    sudo python3 scroll

Remember to do the above in a shell window in the GUI. Substitute the scroll argument above with any of the following:

  • spectrum
  • scroll
  • energy
  • scroll_in
  • scroll_quad

The last two visualizations are ones that I added as I'm learning numpy. If you have DISPLAY_FPS as True, you should see an FPS value every second or so.

The virtual mic will pick up any and all audio played in the Pi. So it can be done from VLC, a python script, or even if you open YouTube on a browser or stream through Spotify!

If you run into errors, ask in the comments section below or on the GitHub issues forum here:

If you want to play music via python, check out the Playing Audio section of the GitHub repo:


I'd like to give a shoutout to my first Patron on Patreon, Jeremy D! I do these projects to learn and teaching is a good way to learn. But if you do want to support me, head on over to Patreon and become a Patron:

If you've implemented this project, I'd like to see it! So please share it with me through any of my regular channels. 

Future TODOs

I need to figure out how to make this whole thing headless so that it can be plug and play. I also want to work on having a way to stream from other devices on your network. And lastly, merge this into master and have a way to switch between the two (mic vs no mic) seamlessly. 

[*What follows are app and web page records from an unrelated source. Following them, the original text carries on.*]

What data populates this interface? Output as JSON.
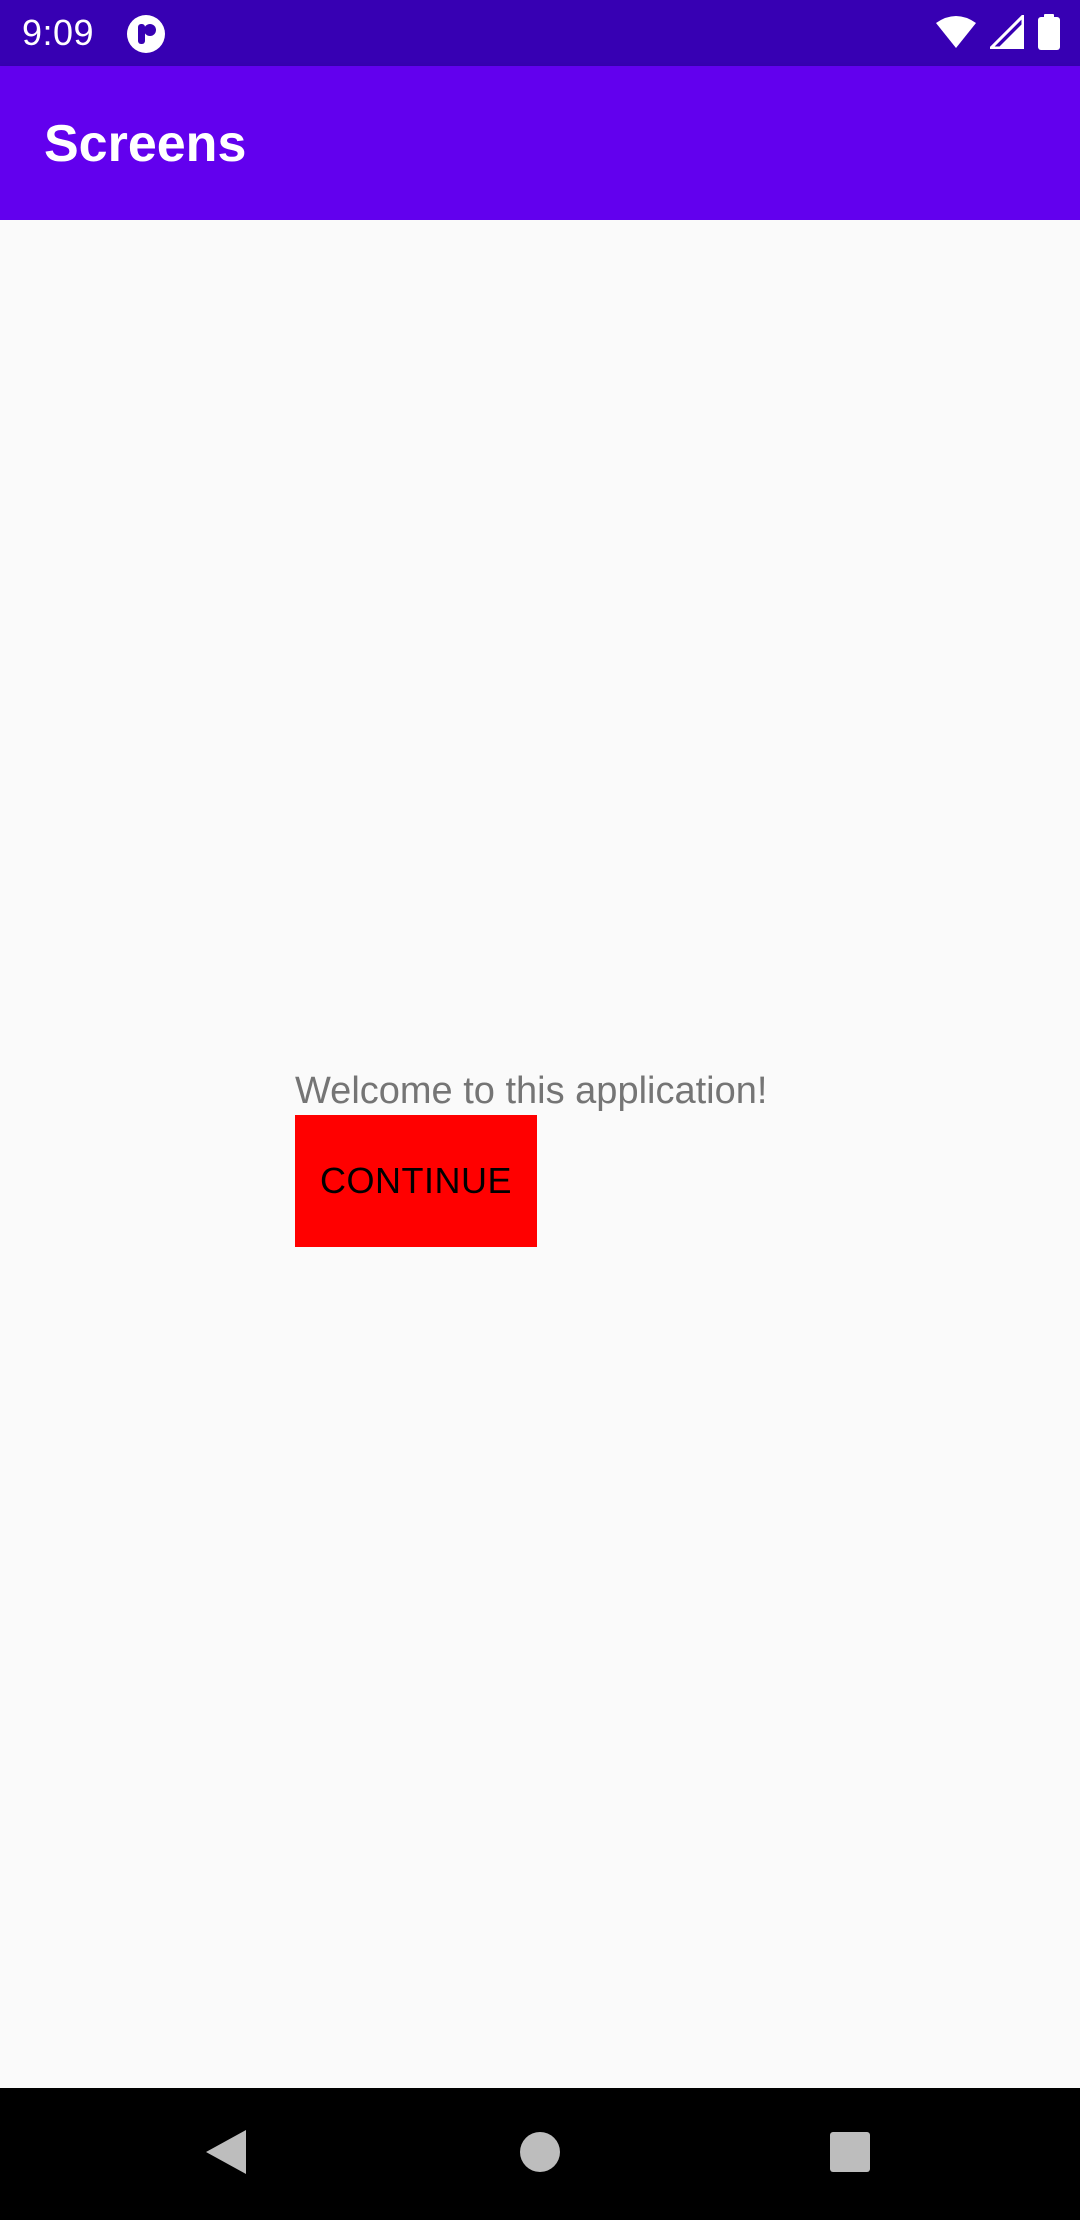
{
  "status_bar": {
    "time": "9:09",
    "app_icon": "notification-app-icon",
    "wifi_icon": "wifi-icon",
    "signal_icon": "cell-signal-icon",
    "battery_icon": "battery-icon",
    "background_color": "#3700B3"
  },
  "app_bar": {
    "title": "Screens",
    "background_color": "#6200EE"
  },
  "main": {
    "welcome_text": "Welcome to this application!",
    "continue_button": {
      "label": "CONTINUE",
      "background_color": "#FF0000"
    }
  },
  "nav_bar": {
    "back_icon": "back-triangle-icon",
    "home_icon": "home-circle-icon",
    "recents_icon": "recents-square-icon"
  }
}
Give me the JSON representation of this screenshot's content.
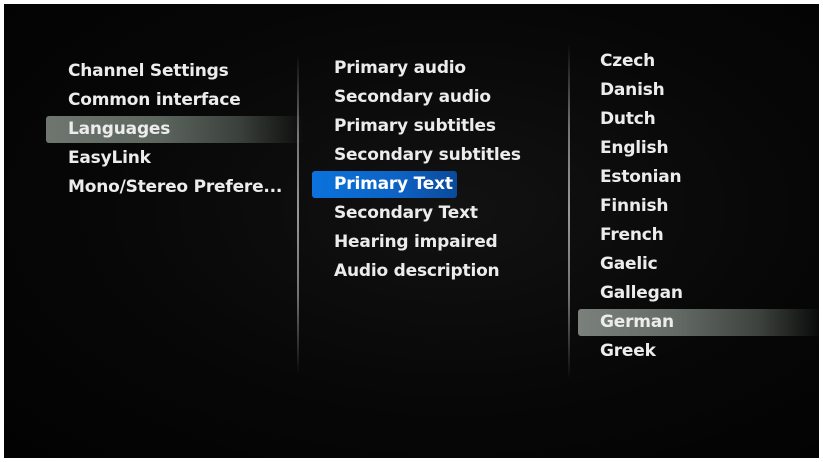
{
  "menu_level1": {
    "items": [
      {
        "label": "Channel Settings"
      },
      {
        "label": "Common interface"
      },
      {
        "label": "Languages"
      },
      {
        "label": "EasyLink"
      },
      {
        "label": "Mono/Stereo Prefere..."
      }
    ],
    "selected": "Languages"
  },
  "menu_level2": {
    "items": [
      {
        "label": "Primary audio"
      },
      {
        "label": "Secondary audio"
      },
      {
        "label": "Primary subtitles"
      },
      {
        "label": "Secondary subtitles"
      },
      {
        "label": "Primary Text"
      },
      {
        "label": "Secondary Text"
      },
      {
        "label": "Hearing impaired"
      },
      {
        "label": "Audio description"
      }
    ],
    "selected": "Primary Text"
  },
  "menu_level3": {
    "items": [
      {
        "label": "Czech"
      },
      {
        "label": "Danish"
      },
      {
        "label": "Dutch"
      },
      {
        "label": "English"
      },
      {
        "label": "Estonian"
      },
      {
        "label": "Finnish"
      },
      {
        "label": "French"
      },
      {
        "label": "Gaelic"
      },
      {
        "label": "Gallegan"
      },
      {
        "label": "German"
      },
      {
        "label": "Greek"
      }
    ],
    "selected": "German"
  },
  "colors": {
    "background": "#050505",
    "text": "#ececec",
    "focus_highlight": "#0a73dc",
    "path_highlight": "#6f7670"
  }
}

Remember to checkout the Resources section below for associated downloadable content, JSFiddle links, and other resources. Watch the video and follow along!